- Task objective -
What lines of the data include the string "that"? Copy them all.

- Exercise material -
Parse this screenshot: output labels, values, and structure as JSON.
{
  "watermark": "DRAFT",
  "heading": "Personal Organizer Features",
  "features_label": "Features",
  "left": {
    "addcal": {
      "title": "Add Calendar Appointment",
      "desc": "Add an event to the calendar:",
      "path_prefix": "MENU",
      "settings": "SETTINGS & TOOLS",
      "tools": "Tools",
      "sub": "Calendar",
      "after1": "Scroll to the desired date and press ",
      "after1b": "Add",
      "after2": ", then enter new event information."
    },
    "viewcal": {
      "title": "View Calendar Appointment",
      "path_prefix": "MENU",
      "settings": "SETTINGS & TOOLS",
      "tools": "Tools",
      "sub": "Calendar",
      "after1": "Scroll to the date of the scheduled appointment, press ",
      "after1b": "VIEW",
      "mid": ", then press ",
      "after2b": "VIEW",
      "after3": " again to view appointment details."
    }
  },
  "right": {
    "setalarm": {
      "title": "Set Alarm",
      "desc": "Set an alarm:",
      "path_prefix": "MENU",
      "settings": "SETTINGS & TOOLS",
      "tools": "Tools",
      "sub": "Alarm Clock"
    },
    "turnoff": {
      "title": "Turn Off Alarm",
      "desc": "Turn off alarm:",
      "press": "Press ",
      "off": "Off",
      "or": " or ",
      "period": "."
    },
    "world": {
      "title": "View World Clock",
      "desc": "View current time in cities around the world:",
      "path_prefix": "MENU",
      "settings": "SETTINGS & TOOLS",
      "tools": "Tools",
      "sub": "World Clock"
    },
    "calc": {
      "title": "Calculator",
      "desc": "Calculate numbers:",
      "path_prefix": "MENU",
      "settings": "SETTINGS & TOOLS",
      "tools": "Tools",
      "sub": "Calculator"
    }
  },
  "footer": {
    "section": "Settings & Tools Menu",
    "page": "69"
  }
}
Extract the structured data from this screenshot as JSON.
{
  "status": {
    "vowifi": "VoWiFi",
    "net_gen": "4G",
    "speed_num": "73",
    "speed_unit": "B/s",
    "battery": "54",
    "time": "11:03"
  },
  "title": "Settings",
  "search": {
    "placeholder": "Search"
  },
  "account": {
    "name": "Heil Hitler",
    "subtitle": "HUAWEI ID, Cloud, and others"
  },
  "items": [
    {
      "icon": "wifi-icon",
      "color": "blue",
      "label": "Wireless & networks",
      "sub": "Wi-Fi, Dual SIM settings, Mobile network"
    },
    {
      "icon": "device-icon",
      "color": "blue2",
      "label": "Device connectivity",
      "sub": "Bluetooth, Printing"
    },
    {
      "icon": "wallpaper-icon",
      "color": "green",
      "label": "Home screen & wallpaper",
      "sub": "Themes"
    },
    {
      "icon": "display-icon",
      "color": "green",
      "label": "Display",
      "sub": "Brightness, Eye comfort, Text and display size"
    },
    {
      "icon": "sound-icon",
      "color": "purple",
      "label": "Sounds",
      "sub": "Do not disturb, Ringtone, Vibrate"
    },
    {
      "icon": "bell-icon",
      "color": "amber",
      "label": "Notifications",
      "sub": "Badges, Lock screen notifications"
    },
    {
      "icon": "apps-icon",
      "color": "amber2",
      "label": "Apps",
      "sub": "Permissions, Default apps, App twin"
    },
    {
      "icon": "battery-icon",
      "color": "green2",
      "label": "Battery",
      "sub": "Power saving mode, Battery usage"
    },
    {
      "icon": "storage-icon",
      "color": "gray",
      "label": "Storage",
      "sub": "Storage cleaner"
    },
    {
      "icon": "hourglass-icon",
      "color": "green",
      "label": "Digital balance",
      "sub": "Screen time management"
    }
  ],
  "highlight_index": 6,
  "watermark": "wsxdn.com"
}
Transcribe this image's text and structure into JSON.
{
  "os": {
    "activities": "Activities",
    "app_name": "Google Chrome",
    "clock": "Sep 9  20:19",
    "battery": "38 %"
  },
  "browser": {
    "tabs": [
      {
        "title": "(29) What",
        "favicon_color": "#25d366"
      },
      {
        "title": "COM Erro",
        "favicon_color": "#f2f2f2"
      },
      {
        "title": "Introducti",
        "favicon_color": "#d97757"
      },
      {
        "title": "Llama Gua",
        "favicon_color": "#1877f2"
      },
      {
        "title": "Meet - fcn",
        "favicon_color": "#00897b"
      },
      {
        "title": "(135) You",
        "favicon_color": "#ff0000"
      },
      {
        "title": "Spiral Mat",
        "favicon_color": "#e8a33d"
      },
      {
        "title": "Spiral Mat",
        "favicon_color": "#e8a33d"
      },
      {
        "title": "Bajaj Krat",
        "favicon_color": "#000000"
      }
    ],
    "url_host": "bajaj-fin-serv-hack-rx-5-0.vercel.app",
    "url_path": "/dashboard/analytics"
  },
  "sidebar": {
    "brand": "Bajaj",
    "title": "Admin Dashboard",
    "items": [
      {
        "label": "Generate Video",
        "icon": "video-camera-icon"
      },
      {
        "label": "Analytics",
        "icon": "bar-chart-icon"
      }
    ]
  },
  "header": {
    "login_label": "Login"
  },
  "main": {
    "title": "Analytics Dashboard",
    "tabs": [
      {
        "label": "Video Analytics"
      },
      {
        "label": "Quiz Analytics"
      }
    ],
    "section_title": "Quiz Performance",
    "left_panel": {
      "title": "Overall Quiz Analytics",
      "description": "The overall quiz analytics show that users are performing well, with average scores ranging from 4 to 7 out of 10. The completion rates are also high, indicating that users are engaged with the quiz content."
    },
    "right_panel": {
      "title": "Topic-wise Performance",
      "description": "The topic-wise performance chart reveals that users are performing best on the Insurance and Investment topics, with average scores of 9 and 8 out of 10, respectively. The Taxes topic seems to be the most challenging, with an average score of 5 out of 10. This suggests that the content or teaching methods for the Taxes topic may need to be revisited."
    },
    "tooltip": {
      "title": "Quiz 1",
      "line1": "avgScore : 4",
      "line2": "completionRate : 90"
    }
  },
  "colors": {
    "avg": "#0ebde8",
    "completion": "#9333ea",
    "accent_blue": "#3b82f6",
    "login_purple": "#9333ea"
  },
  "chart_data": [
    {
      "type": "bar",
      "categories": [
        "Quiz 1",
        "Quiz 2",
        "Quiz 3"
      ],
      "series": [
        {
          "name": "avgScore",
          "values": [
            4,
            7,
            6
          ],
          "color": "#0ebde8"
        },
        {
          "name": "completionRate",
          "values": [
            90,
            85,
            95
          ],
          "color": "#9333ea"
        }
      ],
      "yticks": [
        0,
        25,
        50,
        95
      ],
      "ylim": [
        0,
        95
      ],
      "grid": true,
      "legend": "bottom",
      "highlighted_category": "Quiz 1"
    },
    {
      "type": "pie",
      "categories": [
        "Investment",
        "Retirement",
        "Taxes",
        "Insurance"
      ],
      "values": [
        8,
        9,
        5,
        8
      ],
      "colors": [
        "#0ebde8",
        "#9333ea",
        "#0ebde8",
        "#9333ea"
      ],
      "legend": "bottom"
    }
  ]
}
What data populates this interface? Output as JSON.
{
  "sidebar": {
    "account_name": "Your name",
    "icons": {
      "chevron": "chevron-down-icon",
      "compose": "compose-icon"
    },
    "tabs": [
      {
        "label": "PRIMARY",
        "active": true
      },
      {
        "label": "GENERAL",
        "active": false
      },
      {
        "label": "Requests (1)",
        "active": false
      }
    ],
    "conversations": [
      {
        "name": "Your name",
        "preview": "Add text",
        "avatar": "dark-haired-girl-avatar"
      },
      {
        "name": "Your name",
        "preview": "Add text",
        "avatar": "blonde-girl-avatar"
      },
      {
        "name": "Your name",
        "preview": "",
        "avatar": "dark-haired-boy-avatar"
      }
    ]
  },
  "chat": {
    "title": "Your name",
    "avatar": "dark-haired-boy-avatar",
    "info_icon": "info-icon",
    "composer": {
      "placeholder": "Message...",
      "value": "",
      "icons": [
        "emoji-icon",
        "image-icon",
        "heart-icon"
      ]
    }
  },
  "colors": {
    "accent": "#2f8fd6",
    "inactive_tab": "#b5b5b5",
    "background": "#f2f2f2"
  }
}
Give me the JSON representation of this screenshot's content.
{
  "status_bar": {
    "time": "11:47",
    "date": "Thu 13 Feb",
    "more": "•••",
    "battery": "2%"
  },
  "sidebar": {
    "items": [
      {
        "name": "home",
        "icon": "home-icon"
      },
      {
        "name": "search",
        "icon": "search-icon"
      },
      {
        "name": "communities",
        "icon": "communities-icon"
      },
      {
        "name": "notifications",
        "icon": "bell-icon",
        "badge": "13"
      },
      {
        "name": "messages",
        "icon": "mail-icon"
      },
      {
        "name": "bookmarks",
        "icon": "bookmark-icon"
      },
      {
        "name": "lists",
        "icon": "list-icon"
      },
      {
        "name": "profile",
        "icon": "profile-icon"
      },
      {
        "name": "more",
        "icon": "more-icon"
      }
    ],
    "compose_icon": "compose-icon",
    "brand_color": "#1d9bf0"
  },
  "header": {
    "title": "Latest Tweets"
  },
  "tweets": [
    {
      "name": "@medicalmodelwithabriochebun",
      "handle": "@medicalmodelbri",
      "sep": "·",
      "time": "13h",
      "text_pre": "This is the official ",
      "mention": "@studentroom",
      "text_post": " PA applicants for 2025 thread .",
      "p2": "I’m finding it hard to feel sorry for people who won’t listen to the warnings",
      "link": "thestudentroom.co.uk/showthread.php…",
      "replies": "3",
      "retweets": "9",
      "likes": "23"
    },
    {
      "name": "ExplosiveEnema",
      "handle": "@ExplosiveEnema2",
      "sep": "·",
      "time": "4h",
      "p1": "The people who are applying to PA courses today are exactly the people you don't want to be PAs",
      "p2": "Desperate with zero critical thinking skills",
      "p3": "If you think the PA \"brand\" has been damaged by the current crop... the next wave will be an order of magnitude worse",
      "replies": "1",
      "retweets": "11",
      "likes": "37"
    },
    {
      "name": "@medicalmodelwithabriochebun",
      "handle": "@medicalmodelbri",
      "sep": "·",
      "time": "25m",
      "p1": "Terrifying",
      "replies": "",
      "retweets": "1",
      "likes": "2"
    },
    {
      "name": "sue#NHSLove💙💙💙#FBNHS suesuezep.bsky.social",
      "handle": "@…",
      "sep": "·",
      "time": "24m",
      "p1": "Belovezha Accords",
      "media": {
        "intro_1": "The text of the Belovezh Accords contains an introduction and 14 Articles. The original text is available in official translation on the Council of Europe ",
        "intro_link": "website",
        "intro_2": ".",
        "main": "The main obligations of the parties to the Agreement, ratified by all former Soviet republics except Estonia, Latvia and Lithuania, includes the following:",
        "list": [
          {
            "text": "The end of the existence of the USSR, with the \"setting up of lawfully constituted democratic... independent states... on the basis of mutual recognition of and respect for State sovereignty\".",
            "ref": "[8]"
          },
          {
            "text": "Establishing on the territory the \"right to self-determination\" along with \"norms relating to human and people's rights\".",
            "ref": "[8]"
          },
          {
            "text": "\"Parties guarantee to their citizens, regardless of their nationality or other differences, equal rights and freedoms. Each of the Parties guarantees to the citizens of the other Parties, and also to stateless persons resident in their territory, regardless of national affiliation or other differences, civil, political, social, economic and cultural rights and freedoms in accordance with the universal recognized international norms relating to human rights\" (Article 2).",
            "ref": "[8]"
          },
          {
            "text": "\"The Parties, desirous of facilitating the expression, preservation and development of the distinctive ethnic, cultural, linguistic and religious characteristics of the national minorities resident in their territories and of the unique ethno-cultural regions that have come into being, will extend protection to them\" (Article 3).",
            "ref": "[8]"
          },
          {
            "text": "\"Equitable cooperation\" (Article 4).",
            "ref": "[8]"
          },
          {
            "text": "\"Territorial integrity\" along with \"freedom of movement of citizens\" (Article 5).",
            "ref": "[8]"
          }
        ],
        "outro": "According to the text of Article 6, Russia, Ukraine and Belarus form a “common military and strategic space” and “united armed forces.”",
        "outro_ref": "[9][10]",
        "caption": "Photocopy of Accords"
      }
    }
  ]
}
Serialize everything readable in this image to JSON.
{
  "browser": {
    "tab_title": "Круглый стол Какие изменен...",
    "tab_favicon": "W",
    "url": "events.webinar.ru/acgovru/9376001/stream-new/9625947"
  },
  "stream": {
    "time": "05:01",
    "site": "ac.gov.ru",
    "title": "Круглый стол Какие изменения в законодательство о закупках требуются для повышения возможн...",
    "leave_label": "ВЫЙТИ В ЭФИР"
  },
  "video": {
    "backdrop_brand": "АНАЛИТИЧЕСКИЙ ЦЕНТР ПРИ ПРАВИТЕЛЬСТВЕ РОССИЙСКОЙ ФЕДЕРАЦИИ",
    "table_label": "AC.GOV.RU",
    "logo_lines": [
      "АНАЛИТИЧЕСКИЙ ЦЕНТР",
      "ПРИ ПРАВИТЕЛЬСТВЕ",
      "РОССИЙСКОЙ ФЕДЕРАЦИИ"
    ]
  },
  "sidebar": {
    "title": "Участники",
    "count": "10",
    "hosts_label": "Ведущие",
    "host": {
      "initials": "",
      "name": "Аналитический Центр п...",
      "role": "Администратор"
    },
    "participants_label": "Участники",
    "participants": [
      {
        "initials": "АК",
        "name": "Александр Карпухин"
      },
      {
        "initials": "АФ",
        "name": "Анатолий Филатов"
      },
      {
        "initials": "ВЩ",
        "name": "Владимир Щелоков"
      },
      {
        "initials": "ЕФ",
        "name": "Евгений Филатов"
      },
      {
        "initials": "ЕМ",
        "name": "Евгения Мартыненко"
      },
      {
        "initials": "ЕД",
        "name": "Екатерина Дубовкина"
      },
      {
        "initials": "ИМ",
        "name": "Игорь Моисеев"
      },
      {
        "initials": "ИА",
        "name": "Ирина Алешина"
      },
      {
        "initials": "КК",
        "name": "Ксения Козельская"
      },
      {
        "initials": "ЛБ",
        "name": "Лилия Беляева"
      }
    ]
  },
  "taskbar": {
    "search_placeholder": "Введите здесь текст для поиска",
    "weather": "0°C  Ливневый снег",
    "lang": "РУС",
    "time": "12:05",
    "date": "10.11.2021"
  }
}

- Solution -
      "description": "The overall quiz analytics show that users are performing well, with average scores ranging from 4 to 7 out of 10. The completion rates are also high, indicating that users are engaged with the quiz content."
      "description": "The topic-wise performance chart reveals that users are performing best on the Insurance and Investment topics, with average scores of 9 and 8 out of 10, respectively. The Taxes topic seems to be the most challenging, with an average score of 5 out of 10. This suggests that the content or teaching methods for the Taxes topic may need to be revisited."
            "text": "\"The Parties, desirous of facilitating the expression, preservation and development of the distinctive ethnic, cultural, linguistic and religious characteristics of the national minorities resident in their territories and of the unique ethno-cultural regions that have come into being, will extend protection to them\" (Article 3).",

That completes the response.